Each line of the data below holding the word "with" must be copied.

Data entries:
=-=-=

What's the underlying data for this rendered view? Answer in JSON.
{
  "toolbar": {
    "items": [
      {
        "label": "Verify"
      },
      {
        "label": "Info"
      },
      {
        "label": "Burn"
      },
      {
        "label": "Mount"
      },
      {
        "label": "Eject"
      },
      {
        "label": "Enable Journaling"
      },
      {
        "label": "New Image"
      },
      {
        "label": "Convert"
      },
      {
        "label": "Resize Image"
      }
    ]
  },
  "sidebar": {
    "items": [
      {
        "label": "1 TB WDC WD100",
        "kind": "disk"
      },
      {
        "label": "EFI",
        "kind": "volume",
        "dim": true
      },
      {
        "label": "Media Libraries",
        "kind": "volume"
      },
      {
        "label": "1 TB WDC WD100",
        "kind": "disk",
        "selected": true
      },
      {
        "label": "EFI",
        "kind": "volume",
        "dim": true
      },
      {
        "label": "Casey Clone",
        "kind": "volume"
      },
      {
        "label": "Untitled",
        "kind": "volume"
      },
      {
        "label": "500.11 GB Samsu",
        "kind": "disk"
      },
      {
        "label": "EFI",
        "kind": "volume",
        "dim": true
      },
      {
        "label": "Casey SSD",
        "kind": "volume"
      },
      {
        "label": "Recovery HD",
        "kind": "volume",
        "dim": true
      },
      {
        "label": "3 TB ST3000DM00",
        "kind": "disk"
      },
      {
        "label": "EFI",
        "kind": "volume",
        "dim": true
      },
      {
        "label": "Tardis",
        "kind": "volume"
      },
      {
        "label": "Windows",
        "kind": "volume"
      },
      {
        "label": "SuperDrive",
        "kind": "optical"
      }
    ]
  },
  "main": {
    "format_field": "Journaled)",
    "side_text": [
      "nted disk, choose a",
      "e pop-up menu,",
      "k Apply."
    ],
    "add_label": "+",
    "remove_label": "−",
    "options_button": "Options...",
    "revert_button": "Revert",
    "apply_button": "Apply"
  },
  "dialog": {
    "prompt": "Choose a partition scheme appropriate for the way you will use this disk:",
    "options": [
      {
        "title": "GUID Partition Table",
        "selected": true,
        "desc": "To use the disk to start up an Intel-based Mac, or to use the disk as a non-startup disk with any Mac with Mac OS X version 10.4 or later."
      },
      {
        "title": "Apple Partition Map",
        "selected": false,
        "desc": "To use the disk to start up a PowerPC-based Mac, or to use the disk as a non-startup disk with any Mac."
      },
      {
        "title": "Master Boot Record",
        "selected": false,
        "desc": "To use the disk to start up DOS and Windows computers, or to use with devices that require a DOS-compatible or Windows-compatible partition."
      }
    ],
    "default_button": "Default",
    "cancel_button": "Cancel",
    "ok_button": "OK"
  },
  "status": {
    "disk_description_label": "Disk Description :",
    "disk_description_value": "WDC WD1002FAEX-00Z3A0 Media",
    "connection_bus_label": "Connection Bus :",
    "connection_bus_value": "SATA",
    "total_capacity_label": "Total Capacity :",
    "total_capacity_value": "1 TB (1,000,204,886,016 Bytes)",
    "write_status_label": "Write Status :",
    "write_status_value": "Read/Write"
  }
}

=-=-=

## Solution below
        "desc": "To use the disk to start up an Intel-based Mac, or to use the disk as a non-startup disk with any Mac with Mac OS X version 10.4 or later."
        "desc": "To use the disk to start up a PowerPC-based Mac, or to use the disk as a non-startup disk with any Mac."
        "desc": "To use the disk to start up DOS and Windows computers, or to use with devices that require a DOS-compatible or Windows-compatible partition."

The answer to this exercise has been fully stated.